A few years ago, the health gurus declared, “You must drink at least 8 glasses of water daily for optimum health”. We all dutifully tried forcing down a litre or more of H2O every day, but many of us soon gave up, deciding we didn’t want to spend even more of our precious time in the bathroom.
Unfortunately, dehydration is all too common among the elderly—and it’s dangerous.
Insufficient fluid intake can cause serious health issues, such as weakness, poor mental functioning, blood pressure and heart rate fluctuations—even coma and death. Age-related risk factors include: less ability to notice thirst; taking medications that are diuretic; kidneys that no longer conserve fluid efficiently, and reduced appetite. So we must ensure we’re taking in enough fluid as we age.
The good news is that we don’t have to go back to force-feeding ourselves huge amounts of water every day. As Larry Kenney, PhD, professor of physiology and kinesiology at Penn State notes, “There is no scientific evidence whatsoever supporting that [8 glass] rule.” In fact, we can get all the liquid we need by incorporating these few simple habits into our daily routine:
- Eat fresh fruits, especially those with higher water content such as watermelons and grapes.
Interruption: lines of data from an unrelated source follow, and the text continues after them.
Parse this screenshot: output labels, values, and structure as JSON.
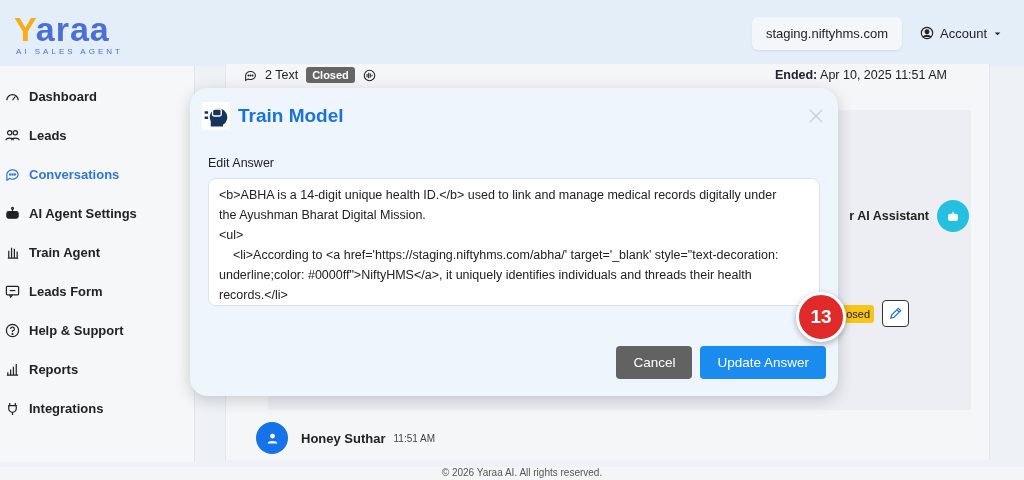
{
  "header": {
    "logo": "Yaraa",
    "tagline": "AI SALES AGENT",
    "domain": "staging.niftyhms.com",
    "account": "Account"
  },
  "sidebar": {
    "items": [
      {
        "label": "Dashboard",
        "selected": false
      },
      {
        "label": "Leads",
        "selected": false
      },
      {
        "label": "Conversations",
        "selected": true
      },
      {
        "label": "AI Agent Settings",
        "selected": false
      },
      {
        "label": "Train Agent",
        "selected": false
      },
      {
        "label": "Leads Form",
        "selected": false
      },
      {
        "label": "Help & Support",
        "selected": false
      },
      {
        "label": "Reports",
        "selected": false
      },
      {
        "label": "Integrations",
        "selected": false
      }
    ]
  },
  "conversation": {
    "message_count": "2 Text",
    "status": "Closed",
    "ended_label": "Ended:",
    "ended_time": "Apr 10, 2025 11:51 AM",
    "assistant_name": "r AI Assistant",
    "answer_status": "osed",
    "user_name": "Honey Suthar",
    "user_time": "11:51 AM"
  },
  "modal": {
    "title": "Train Model",
    "field_label": "Edit Answer",
    "answer": "<b>ABHA is a 14-digit unique health ID.</b> used to link and manage medical records digitally under the Ayushman Bharat Digital Mission.\n<ul>\n    <li>According to <a href='https://staging.niftyhms.com/abha/' target='_blank' style=\"text-decoration: underline;color: #0000ff\">NiftyHMS</a>, it uniquely identifies individuals and threads their health records.</li>",
    "buttons": [
      {
        "label": "Cancel",
        "kind": "secondary"
      },
      {
        "label": "Update Answer",
        "kind": "primary"
      }
    ]
  },
  "annotation_badge": "13",
  "footer": "© 2026 Yaraa AI. All rights reserved."
}
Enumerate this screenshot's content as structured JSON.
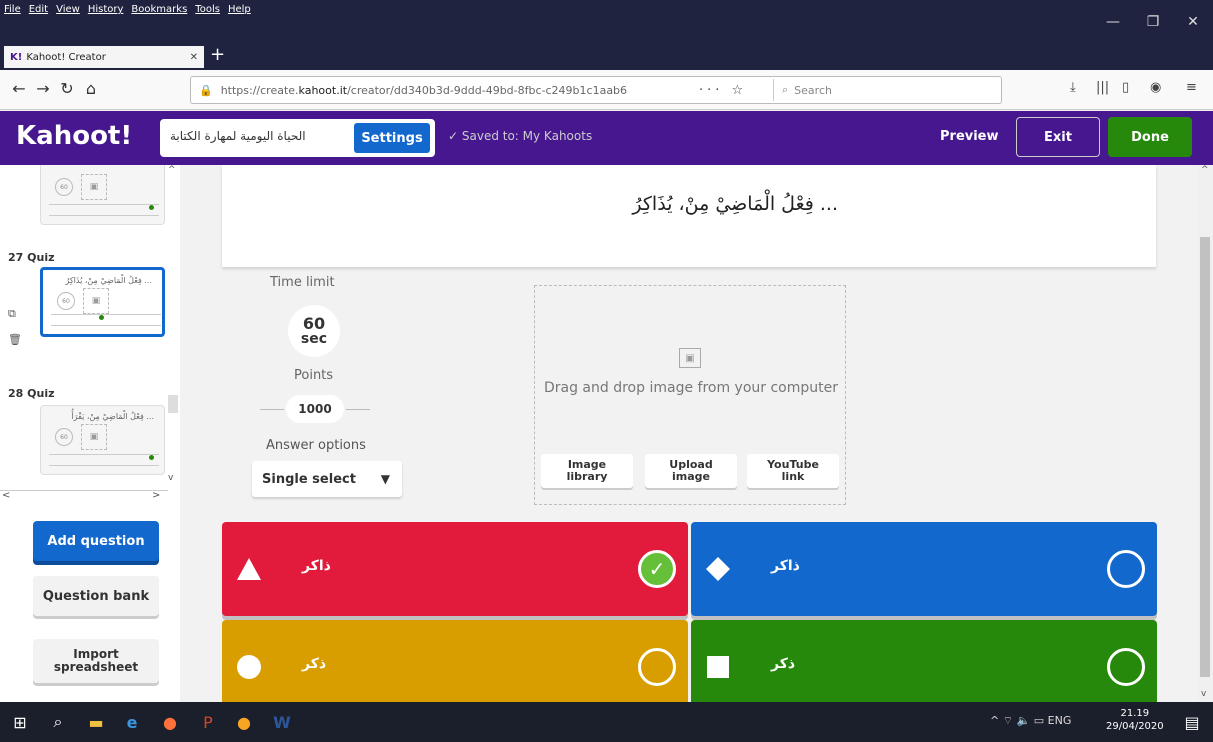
{
  "browser": {
    "menu": [
      "File",
      "Edit",
      "View",
      "History",
      "Bookmarks",
      "Tools",
      "Help"
    ],
    "tab_title": "Kahoot! Creator",
    "tab_icon": "K!",
    "url_prefix": "https://create.",
    "url_domain": "kahoot.it",
    "url_path": "/creator/dd340b3d-9ddd-49bd-8fbc-c249b1c1aab6",
    "search_placeholder": "Search"
  },
  "header": {
    "logo": "Kahoot!",
    "kahoot_title": "الحياة اليومية لمهارة الكتابة",
    "settings_label": "Settings",
    "saved_status": "Saved to: My Kahoots",
    "preview_label": "Preview",
    "exit_label": "Exit",
    "done_label": "Done"
  },
  "sidebar": {
    "slides": [
      {
        "number": "27",
        "type": "Quiz",
        "preview_text": "فِعْلُ الْمَاضِيْ مِنْ، يُذَاكِرُ ...",
        "time": "60"
      },
      {
        "number": "28",
        "type": "Quiz",
        "preview_text": "فِعْلُ الْمَاضِيْ مِنْ، يَقْرَأُ ...",
        "time": "60"
      }
    ],
    "prev_slide_time": "60",
    "add_question": "Add question",
    "question_bank": "Question bank",
    "import_line1": "Import",
    "import_line2": "spreadsheet"
  },
  "editor": {
    "question": "فِعْلُ الْمَاضِيْ مِنْ، يُذَاكِرُ ...",
    "time_limit_label": "Time limit",
    "time_value": "60",
    "time_unit": "sec",
    "points_label": "Points",
    "points_value": "1000",
    "answer_options_label": "Answer options",
    "answer_mode": "Single select",
    "media_text": "Drag and drop image from your computer",
    "media_buttons": [
      {
        "l1": "Image",
        "l2": "library"
      },
      {
        "l1": "Upload",
        "l2": "image"
      },
      {
        "l1": "YouTube",
        "l2": "link"
      }
    ],
    "answers": [
      {
        "text": "ذاكر",
        "color": "#e21b3c",
        "shape": "triangle",
        "correct": true
      },
      {
        "text": "ذاكر",
        "color": "#1368ce",
        "shape": "diamond",
        "correct": false
      },
      {
        "text": "ذكر",
        "color": "#d89e00",
        "shape": "circle",
        "correct": false
      },
      {
        "text": "ذكر",
        "color": "#26890c",
        "shape": "square",
        "correct": false
      }
    ]
  },
  "taskbar": {
    "lang": "ENG",
    "time": "21.19",
    "date": "29/04/2020"
  }
}
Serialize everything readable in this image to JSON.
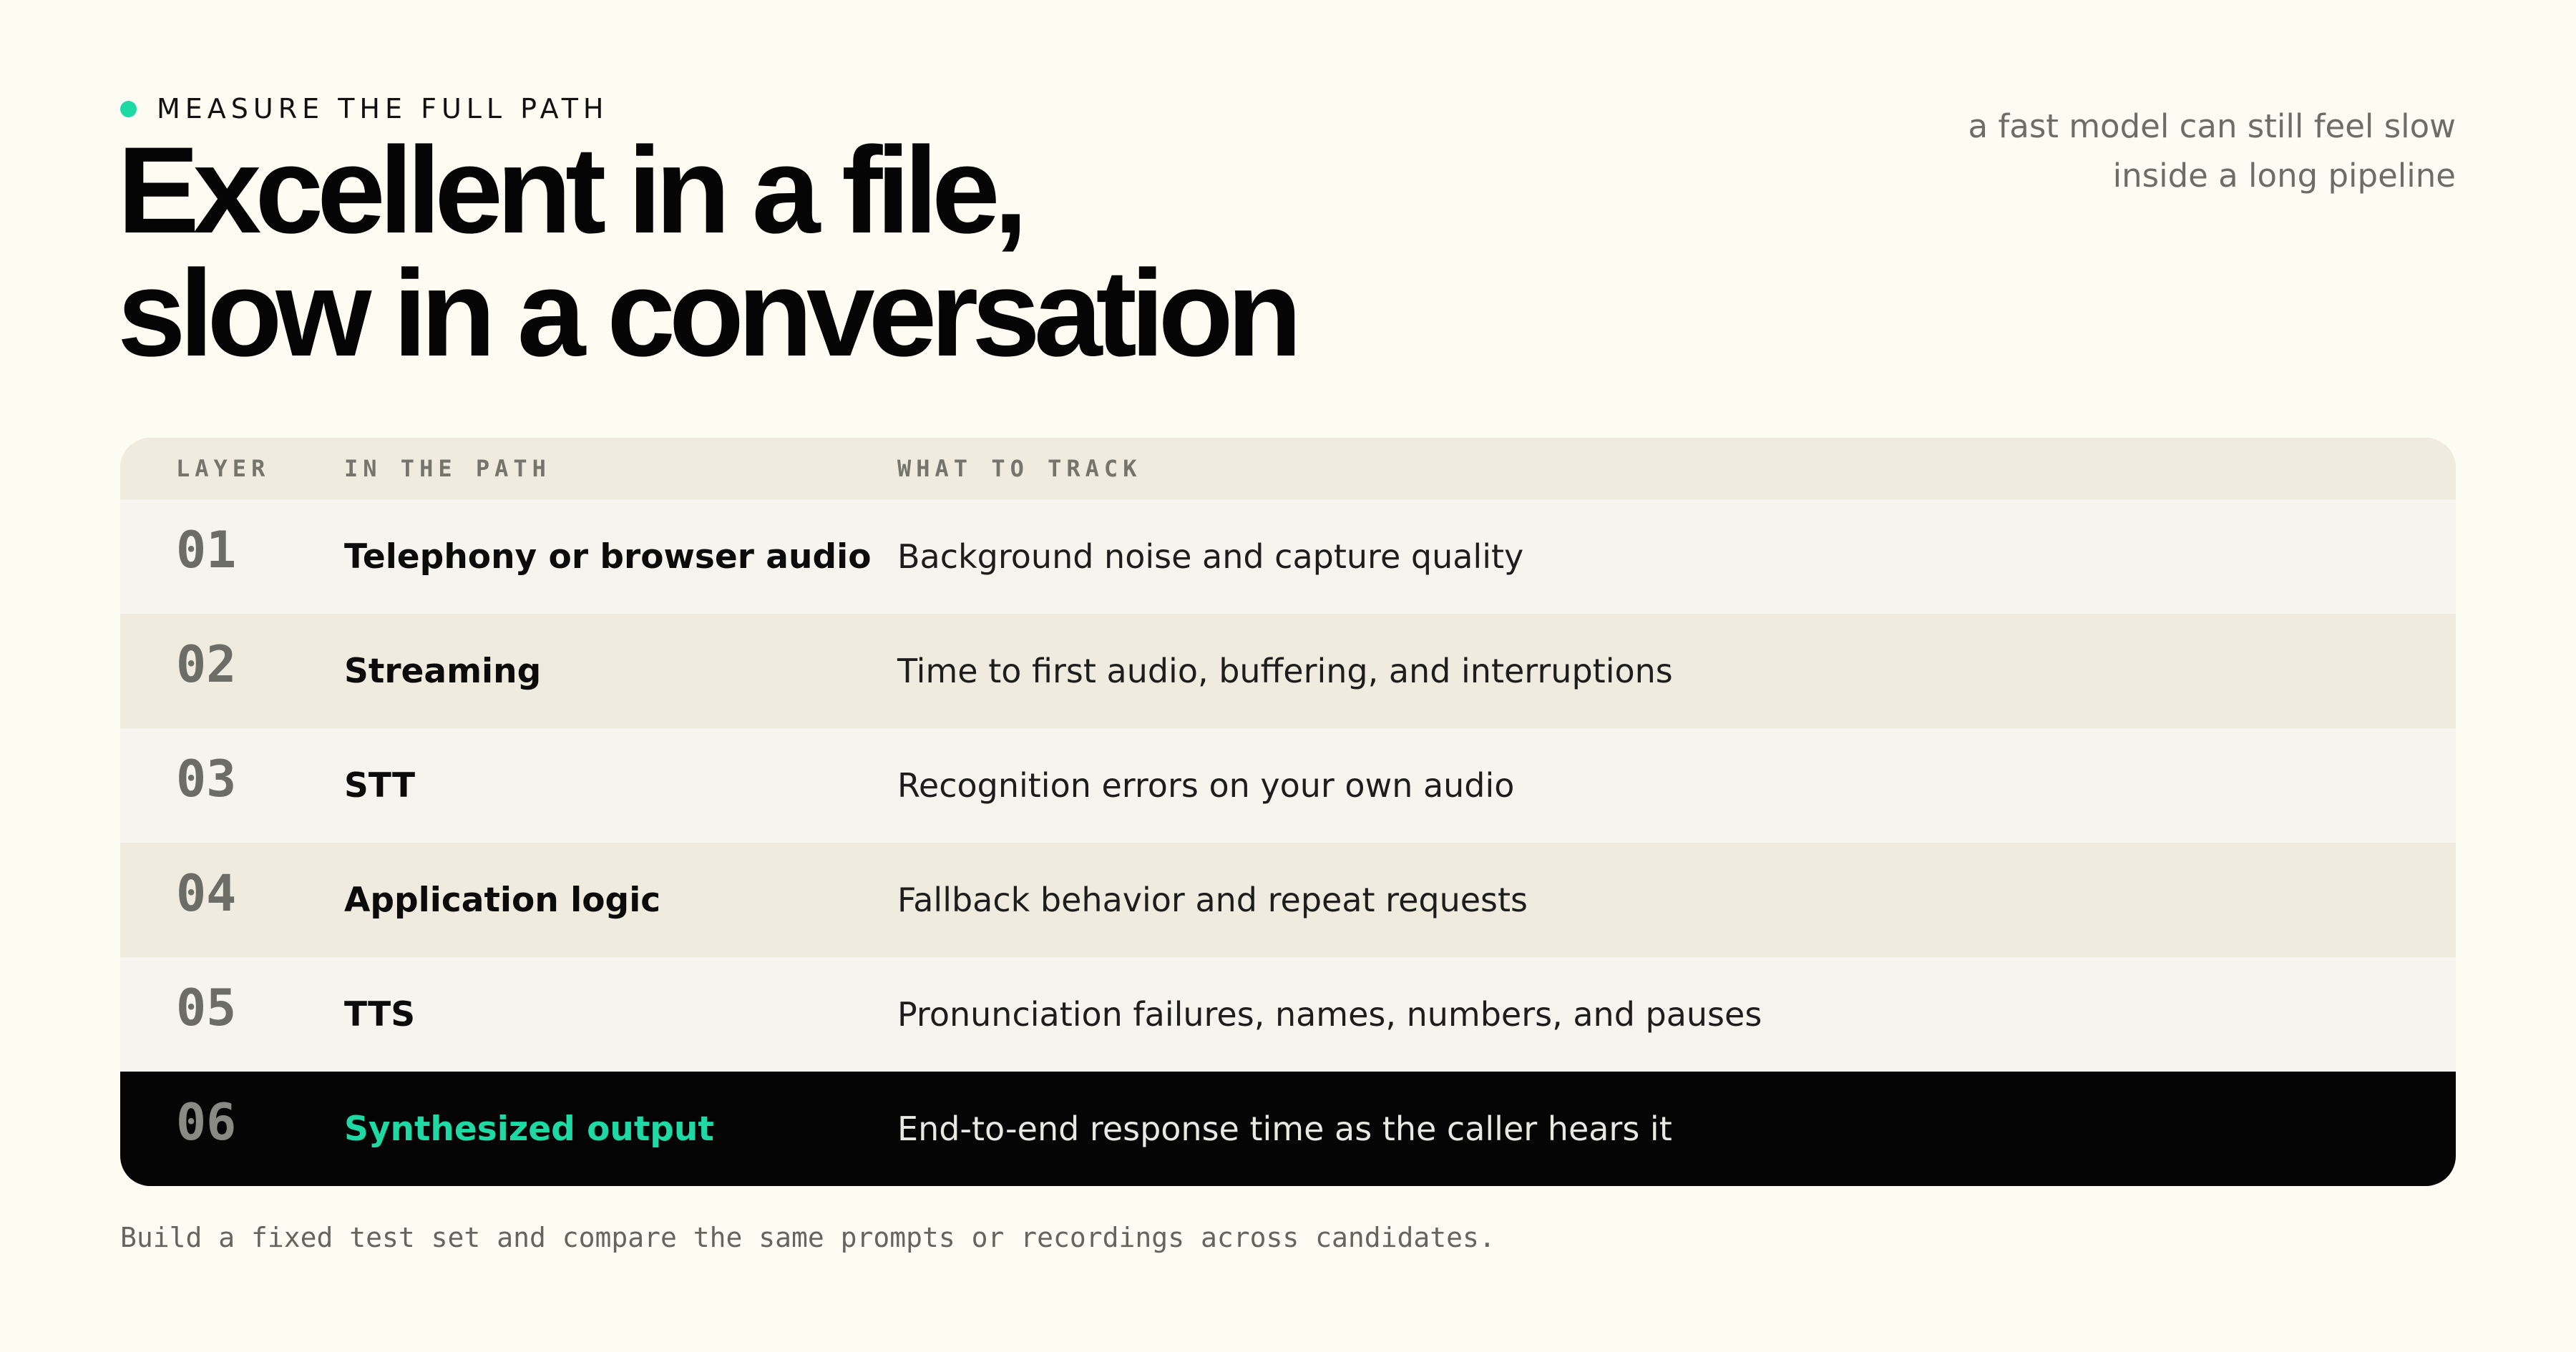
{
  "eyebrow": {
    "label": "MEASURE THE FULL PATH",
    "dot_color": "#1fd9a5"
  },
  "headline": {
    "line1": "Excellent in a file,",
    "line2": "slow in a conversation"
  },
  "aside": {
    "line1": "a fast model can still feel slow",
    "line2": "inside a long pipeline"
  },
  "table": {
    "headers": {
      "layer": "LAYER",
      "path": "IN THE PATH",
      "track": "WHAT TO TRACK"
    },
    "rows": [
      {
        "number": "01",
        "layer": "Telephony or browser audio",
        "track": "Background noise and capture quality"
      },
      {
        "number": "02",
        "layer": "Streaming",
        "track": "Time to first audio, buffering, and interruptions"
      },
      {
        "number": "03",
        "layer": "STT",
        "track": "Recognition errors on your own audio"
      },
      {
        "number": "04",
        "layer": "Application logic",
        "track": "Fallback behavior and repeat requests"
      },
      {
        "number": "05",
        "layer": "TTS",
        "track": "Pronunciation failures, names, numbers, and pauses"
      },
      {
        "number": "06",
        "layer": "Synthesized output",
        "track": "End-to-end response time as the caller hears it"
      }
    ],
    "accent_color": "#1fd9a5",
    "highlight_row_color": "#050505"
  },
  "footnote": "Build a fixed test set and compare the same prompts or recordings across candidates."
}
Even most vegetables are quite ‘watery’ – carrots, lettuce and broccoli are all at least 90% water!
- Eat popsicles and sorbets as treats
- Drink water or juice before and after taking a walk
- Include soup or salad with meals
- After using the bathroom, drink some water to replace the loss
- If you drink alcoholic beverages, do so in moderation (alcohol is a diuretic)
- Drink a full glass of water with your medication
- Take sips of water, milk, or juice during each meal
Pass the popsicles, please!